Killing of Gyrodactylus salaris (Platyhelminthes, Monogenea) mediated by host complement
Gyrodactylus salaris, an important pathogen of Atlantic salmon Salmo salar, has been shown to be highly sensitive to factors in host serum and mucus, being killed rapidly (50% within 1h) by serum at a dilution of 1[ratio]200. The time needed for killing was inversely proportional to serum concentration. Similar effects were noted using host mucus, which contained approximately 1/20th of the anti-Gyrodactylus activity of serum. Serum activity was abolished completely by heating at 45°C for 30 min, and by addition of EDTA, but not by EGTA+1 mM magnesium ions. Activity was not dependent on whether the serum was from infected or naive fishes, nor was it species specific. Attempts to pre-coat parasites in salmon anti-Gyrodactylus antibodies also failed to enhance the activity of fresh serum. These observations suggest that killing is due to the complement system of the host, acting via the alternate pathway. G. salaris appears to be exceptionally sensitive to complement, being killed at concentrations which could be experienced in vivo. The role of complement in the protection of fishes against gyrodactylid infection therefore deserves further investigation.(Received January 15 1998)

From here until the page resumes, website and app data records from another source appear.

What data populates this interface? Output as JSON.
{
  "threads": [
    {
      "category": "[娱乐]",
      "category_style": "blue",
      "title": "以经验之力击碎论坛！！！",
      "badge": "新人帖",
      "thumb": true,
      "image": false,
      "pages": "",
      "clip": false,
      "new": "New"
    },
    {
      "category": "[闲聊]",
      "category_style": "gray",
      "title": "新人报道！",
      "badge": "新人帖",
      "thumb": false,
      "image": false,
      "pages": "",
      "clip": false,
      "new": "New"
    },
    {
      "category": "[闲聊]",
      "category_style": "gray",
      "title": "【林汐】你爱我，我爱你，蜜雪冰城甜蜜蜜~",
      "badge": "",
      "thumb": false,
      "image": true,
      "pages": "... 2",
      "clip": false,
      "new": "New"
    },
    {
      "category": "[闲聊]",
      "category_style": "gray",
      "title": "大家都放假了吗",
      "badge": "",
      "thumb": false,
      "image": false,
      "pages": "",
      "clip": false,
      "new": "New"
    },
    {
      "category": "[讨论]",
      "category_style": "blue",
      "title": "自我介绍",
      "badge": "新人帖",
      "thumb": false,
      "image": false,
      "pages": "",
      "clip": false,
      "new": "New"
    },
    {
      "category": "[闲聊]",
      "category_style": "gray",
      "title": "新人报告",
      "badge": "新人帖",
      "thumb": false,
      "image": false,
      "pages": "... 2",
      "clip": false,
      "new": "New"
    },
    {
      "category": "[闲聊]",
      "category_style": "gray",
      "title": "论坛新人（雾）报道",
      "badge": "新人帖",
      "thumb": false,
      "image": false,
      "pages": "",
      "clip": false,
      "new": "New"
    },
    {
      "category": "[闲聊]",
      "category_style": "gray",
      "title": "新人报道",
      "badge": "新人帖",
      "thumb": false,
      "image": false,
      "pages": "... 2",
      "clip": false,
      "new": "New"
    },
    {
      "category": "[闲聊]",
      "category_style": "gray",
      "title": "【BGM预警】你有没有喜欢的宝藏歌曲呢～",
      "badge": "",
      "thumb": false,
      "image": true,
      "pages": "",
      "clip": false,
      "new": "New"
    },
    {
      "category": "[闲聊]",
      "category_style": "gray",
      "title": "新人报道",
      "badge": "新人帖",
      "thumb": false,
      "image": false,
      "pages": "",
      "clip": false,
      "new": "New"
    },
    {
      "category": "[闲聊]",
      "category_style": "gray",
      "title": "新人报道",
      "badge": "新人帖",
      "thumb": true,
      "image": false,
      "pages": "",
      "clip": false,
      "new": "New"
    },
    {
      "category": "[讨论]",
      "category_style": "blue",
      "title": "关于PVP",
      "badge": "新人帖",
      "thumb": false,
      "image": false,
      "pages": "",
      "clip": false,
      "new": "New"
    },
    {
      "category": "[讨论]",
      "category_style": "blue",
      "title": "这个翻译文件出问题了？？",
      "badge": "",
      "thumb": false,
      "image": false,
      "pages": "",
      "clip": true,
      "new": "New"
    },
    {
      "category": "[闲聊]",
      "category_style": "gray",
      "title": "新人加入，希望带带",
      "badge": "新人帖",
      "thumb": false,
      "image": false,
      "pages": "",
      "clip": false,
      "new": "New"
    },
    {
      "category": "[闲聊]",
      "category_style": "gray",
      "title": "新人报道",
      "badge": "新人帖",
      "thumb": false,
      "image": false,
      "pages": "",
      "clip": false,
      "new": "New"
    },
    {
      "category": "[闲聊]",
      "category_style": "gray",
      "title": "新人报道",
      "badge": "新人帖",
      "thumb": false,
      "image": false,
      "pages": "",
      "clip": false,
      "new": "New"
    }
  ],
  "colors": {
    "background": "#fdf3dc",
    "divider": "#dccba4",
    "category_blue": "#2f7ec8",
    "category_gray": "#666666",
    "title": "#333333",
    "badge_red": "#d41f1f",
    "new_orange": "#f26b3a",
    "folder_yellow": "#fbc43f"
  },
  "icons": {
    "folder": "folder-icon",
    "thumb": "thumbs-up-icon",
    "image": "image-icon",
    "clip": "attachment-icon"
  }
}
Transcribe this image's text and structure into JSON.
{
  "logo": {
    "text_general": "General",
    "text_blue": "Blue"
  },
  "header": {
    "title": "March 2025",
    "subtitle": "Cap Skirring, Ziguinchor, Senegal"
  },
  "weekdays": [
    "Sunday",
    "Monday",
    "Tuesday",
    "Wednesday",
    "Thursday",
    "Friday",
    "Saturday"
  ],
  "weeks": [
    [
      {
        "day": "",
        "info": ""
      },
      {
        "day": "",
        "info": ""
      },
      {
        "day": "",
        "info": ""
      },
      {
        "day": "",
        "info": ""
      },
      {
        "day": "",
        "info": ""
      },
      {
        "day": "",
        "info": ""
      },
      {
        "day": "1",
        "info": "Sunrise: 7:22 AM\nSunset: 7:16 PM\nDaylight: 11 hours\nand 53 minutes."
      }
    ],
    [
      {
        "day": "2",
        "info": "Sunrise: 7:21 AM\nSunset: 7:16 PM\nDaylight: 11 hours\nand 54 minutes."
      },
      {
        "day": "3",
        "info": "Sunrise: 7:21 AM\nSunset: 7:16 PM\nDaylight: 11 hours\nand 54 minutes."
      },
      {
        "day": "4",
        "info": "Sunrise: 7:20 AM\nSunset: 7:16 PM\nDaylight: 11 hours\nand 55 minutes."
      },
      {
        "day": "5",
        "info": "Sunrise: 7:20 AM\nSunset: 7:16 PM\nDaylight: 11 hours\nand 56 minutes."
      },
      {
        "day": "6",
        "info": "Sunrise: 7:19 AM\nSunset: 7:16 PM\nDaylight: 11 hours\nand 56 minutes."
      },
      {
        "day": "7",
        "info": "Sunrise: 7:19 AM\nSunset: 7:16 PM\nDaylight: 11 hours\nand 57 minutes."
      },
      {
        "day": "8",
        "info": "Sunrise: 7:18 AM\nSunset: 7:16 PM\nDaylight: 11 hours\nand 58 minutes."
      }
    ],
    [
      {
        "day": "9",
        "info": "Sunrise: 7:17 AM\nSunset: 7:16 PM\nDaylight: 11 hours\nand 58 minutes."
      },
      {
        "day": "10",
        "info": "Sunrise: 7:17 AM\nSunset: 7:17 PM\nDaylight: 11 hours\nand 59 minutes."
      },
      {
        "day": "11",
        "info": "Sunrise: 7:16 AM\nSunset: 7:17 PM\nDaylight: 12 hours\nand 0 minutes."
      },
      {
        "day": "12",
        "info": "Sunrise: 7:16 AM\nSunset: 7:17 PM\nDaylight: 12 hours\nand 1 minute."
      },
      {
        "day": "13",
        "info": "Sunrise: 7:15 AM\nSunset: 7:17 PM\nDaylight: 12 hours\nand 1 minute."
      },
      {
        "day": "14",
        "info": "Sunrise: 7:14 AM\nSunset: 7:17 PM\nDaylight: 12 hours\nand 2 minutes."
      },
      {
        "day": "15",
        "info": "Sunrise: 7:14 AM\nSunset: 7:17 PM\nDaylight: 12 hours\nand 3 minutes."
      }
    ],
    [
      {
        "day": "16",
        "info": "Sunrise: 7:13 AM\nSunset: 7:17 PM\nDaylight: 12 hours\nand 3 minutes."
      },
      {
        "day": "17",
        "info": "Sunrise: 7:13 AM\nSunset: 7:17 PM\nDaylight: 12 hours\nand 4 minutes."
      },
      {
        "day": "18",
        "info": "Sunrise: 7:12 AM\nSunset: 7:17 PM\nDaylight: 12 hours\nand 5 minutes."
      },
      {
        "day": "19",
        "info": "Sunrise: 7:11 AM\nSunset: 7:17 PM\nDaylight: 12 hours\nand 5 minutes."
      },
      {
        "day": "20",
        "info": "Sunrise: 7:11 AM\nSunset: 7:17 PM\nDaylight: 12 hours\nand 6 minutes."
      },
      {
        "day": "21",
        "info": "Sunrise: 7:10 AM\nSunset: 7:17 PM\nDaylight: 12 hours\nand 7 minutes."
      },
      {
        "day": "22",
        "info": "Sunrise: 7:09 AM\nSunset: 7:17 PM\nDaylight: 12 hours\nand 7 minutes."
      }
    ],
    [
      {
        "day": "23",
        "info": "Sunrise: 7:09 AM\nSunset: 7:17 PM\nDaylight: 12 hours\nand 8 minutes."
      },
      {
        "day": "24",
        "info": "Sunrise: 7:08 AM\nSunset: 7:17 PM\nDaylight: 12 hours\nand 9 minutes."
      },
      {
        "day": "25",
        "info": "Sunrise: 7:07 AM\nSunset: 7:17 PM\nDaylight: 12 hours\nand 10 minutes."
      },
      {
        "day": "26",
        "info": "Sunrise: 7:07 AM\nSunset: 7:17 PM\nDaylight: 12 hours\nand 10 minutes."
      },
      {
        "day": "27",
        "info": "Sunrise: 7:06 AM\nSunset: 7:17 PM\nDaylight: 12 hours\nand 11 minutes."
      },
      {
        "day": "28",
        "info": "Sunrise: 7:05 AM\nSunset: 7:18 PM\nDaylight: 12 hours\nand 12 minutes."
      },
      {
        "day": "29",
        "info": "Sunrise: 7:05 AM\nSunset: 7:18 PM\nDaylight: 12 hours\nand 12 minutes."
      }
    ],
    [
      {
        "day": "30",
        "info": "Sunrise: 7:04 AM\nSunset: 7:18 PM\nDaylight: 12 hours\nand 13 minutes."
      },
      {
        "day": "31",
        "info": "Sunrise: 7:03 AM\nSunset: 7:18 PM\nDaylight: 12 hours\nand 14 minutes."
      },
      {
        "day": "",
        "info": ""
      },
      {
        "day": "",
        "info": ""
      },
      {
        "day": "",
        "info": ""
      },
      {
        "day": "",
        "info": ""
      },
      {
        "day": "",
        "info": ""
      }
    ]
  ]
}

(Revised February 27 1998)
(Accepted February 28 1998)
Key Words: Salmo salar; host complement; alternate pathway; non-specific immunity.
c1 Corresponding author: Department of Continuing Education, University of Nottingham, Nottingham NG7 2RD, UK. Tel: +00 44 115 9513707. Fax: +00 44 115 9513711. E-mail: Philip.Harris@nottingham.ac.uk